Protests have erupted in Beijing and the far western Xinjiang region over COVID-19 lockdowns and a deadly fire on Thursday in a high-rise building in Urumqi that killed 10 people (with some reports putting the number as high as 40).
Crowds took to the street in Urumqi, the capitol of Xinjiang, with protesters chanting “End the lockdown!” while pumping their fists in the air, following the circulation of videos of the fire on Chinese social media on Friday night.
Protest videos show people in a plaza singing China’s national anthem – particularly the line: “Rise up, those who refuse to be slaves!” Others shouted that they did not want lockdowns.
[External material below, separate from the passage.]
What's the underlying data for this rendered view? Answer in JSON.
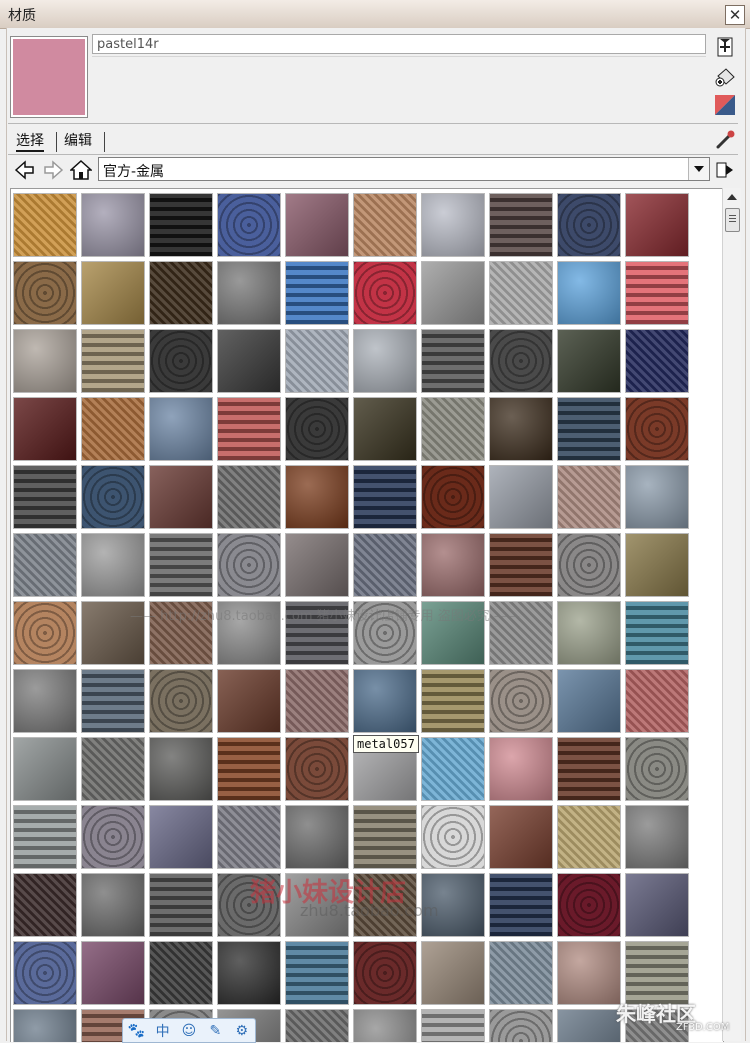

In the northern Beijing district of Tiantongyuan, residents tore down signs and took to the streets.
Reuters verified that the footage was published from Urumqi, where many of its 4 million residents have been under some of the country’s longest lockdowns, barred from leaving their homes for as long as 100 days.
In the capital of Beijing 2,700 km (1,678 miles) away, some residents under lockdown staged small-scale protests or confronted their local officials over movement restrictions placed on them, with some successfully pressuring them into lifting them ahead of a schedule. –Reuters
According to an early Saturday news conference by Urumqi officials, COVID measures did not hamper escape and rescue during the fire, but Chinese social media wasn’t buying it.
“The Urumqi fire got everyone in the country upset,” said Beijing resident Sean Li.
According to Reuters;
A planned lockdown for his compound “Berlin Aiyue” was called off on Friday after residents protested to their local leader and convinced him to cancel it, negotiations that were captured by a video posted on social media.
The residents had caught wind of the plan after seeing workers putting barriers on their gates. “That tragedy could have happened to any of us,” he said.
By Saturday evening, at least ten other compounds lifted lockdown before the announced end-date after residents complained, according to a Reuters tally of social media posts by residents.